WHAT THE EXERCISE ASKS = If a line in the data holds the string "Modify", list it.

GIVEN DATA =
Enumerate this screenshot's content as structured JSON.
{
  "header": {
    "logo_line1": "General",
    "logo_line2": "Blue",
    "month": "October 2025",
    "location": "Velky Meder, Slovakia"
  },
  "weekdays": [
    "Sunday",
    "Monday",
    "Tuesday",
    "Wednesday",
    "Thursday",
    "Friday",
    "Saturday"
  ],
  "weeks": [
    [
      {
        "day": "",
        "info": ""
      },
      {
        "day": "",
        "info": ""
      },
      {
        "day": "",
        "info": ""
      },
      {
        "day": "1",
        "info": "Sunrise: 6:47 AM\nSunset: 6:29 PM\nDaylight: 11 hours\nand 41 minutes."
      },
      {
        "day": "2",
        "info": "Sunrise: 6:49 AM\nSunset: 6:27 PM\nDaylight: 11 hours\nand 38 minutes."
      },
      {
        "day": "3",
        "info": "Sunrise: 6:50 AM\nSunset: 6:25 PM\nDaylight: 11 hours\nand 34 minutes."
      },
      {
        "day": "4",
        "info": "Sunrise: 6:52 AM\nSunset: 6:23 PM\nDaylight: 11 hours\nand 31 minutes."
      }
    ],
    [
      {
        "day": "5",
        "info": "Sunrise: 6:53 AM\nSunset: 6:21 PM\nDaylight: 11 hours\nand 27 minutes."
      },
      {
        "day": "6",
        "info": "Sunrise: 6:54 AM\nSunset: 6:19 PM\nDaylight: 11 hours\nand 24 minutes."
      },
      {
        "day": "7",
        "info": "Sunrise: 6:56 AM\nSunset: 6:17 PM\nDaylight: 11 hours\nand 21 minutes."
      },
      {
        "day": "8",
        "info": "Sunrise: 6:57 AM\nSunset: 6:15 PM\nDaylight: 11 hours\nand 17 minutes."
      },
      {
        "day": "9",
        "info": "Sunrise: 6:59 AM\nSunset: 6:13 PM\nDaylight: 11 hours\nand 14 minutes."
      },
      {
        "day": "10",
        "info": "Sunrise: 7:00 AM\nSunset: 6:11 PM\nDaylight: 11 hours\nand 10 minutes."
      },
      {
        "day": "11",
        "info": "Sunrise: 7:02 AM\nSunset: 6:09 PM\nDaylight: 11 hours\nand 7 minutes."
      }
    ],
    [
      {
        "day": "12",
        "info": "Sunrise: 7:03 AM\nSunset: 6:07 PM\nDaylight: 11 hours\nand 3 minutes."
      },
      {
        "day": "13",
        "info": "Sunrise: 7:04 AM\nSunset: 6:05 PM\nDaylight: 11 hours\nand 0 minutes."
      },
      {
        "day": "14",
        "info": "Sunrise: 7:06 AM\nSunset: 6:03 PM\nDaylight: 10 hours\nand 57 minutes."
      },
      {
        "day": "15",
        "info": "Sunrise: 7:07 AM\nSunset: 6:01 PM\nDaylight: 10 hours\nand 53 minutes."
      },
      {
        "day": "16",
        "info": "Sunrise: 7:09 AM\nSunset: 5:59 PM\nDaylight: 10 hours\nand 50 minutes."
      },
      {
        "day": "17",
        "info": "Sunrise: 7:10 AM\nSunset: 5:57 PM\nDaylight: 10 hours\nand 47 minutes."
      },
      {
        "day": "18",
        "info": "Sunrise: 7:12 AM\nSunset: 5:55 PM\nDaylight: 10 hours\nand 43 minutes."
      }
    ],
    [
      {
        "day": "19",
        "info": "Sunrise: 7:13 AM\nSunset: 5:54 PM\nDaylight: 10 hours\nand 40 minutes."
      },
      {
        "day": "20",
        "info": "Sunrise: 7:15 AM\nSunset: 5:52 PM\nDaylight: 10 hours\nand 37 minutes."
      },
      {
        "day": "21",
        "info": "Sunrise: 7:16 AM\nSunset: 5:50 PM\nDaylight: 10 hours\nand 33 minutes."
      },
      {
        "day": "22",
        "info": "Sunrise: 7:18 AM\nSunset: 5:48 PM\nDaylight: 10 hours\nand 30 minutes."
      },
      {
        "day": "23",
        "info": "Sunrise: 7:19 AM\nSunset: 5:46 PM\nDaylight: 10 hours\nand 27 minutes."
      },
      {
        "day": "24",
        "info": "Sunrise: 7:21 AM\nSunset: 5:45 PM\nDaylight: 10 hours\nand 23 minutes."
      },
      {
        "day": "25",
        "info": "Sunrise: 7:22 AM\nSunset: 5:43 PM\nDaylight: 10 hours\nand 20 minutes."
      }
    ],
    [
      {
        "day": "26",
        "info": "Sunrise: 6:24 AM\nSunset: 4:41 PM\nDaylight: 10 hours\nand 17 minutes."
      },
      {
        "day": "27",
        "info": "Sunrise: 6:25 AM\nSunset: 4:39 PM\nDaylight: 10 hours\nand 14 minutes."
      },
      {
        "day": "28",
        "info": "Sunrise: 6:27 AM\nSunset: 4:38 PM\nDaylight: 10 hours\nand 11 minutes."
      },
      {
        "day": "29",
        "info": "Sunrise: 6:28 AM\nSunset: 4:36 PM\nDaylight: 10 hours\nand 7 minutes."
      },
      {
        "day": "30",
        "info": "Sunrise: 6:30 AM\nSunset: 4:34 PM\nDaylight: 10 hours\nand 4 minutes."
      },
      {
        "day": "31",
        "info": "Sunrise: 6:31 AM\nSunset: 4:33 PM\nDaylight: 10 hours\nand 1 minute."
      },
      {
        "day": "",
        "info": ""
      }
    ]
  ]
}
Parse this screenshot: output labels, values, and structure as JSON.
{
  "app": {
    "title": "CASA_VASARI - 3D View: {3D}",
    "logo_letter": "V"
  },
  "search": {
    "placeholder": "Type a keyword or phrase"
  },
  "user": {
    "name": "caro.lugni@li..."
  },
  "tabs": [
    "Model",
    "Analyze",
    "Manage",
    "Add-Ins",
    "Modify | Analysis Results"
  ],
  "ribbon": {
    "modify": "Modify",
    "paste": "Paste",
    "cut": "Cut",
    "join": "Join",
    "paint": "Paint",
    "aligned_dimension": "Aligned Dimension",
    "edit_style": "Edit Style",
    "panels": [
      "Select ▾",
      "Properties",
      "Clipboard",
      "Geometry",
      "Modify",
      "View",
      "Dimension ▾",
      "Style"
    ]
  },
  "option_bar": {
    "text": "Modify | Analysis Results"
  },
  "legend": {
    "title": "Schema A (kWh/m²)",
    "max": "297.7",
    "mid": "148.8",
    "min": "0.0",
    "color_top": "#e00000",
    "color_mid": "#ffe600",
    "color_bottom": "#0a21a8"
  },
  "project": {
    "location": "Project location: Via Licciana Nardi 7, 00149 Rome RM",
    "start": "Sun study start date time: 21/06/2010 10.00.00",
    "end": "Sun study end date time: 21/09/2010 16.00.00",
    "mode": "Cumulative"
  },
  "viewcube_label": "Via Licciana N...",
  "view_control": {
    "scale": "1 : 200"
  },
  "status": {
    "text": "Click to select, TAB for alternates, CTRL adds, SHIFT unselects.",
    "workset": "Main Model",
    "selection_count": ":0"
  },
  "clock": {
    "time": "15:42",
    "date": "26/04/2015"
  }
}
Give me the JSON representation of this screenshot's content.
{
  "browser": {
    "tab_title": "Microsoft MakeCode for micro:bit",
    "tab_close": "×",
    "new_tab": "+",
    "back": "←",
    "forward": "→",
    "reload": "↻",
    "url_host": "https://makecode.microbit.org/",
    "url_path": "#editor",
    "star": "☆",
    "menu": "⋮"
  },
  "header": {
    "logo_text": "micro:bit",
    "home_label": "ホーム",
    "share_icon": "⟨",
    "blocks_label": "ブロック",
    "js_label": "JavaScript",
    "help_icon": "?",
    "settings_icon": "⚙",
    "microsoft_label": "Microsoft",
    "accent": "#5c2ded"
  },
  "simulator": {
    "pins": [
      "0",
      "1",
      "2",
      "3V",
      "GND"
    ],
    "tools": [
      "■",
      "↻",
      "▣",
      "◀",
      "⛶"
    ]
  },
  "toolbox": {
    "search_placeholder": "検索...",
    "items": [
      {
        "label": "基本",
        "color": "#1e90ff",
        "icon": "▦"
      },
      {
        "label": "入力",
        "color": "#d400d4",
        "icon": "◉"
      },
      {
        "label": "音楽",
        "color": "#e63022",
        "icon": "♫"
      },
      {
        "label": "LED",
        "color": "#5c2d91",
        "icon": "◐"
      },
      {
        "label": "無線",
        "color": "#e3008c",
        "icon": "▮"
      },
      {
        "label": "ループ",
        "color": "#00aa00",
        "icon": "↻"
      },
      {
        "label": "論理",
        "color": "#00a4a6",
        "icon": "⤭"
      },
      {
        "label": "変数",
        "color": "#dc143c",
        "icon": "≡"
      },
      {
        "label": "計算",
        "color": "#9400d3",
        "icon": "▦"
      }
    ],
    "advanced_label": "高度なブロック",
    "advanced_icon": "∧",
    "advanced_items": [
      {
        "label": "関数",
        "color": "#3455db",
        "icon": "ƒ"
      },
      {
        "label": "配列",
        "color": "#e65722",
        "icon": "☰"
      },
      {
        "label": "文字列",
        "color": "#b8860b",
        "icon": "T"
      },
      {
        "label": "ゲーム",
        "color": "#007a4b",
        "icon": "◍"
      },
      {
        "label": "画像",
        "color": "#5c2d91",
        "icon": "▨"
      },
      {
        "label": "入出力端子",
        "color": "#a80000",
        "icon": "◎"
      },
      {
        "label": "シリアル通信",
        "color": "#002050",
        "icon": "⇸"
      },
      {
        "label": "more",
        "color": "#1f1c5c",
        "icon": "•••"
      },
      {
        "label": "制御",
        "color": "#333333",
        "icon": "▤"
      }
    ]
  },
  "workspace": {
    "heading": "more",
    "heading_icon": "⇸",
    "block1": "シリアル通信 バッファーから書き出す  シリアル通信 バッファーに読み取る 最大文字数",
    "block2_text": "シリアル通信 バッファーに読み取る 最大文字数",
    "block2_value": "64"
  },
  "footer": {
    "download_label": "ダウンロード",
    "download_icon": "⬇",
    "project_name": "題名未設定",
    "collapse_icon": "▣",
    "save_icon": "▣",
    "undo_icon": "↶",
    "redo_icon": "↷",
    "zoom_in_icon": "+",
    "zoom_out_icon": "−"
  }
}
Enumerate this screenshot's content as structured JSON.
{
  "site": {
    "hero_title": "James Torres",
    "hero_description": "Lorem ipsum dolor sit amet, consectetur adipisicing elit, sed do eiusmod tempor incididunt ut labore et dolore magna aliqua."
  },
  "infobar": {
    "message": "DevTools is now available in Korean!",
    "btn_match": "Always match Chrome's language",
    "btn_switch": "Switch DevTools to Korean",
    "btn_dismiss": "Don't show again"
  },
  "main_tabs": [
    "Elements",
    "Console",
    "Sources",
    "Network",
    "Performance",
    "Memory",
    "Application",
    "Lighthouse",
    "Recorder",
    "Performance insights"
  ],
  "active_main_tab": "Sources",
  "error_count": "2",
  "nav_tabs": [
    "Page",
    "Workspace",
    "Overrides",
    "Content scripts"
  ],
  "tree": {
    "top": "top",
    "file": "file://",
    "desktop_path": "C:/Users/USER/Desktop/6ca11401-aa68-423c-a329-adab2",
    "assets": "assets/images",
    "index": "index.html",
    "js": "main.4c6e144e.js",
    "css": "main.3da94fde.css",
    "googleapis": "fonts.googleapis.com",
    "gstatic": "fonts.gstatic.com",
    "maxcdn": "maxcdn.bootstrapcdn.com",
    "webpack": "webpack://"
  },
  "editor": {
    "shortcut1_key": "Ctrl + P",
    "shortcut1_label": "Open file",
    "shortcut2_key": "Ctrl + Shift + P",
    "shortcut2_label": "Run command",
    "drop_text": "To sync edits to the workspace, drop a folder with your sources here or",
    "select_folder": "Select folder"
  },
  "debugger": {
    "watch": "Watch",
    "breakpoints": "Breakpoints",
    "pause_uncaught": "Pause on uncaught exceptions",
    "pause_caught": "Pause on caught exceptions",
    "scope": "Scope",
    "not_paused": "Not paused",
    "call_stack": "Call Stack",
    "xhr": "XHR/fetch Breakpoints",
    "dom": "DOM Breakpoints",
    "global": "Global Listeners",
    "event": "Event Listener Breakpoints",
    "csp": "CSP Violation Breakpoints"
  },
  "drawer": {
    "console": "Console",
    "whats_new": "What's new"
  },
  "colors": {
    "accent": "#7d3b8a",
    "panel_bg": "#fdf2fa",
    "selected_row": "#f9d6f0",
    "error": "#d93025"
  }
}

TASK ANSWER =
    "Modify | Analysis Results"
    "modify": "Modify",
      "Modify",
    "text": "Modify | Analysis Results"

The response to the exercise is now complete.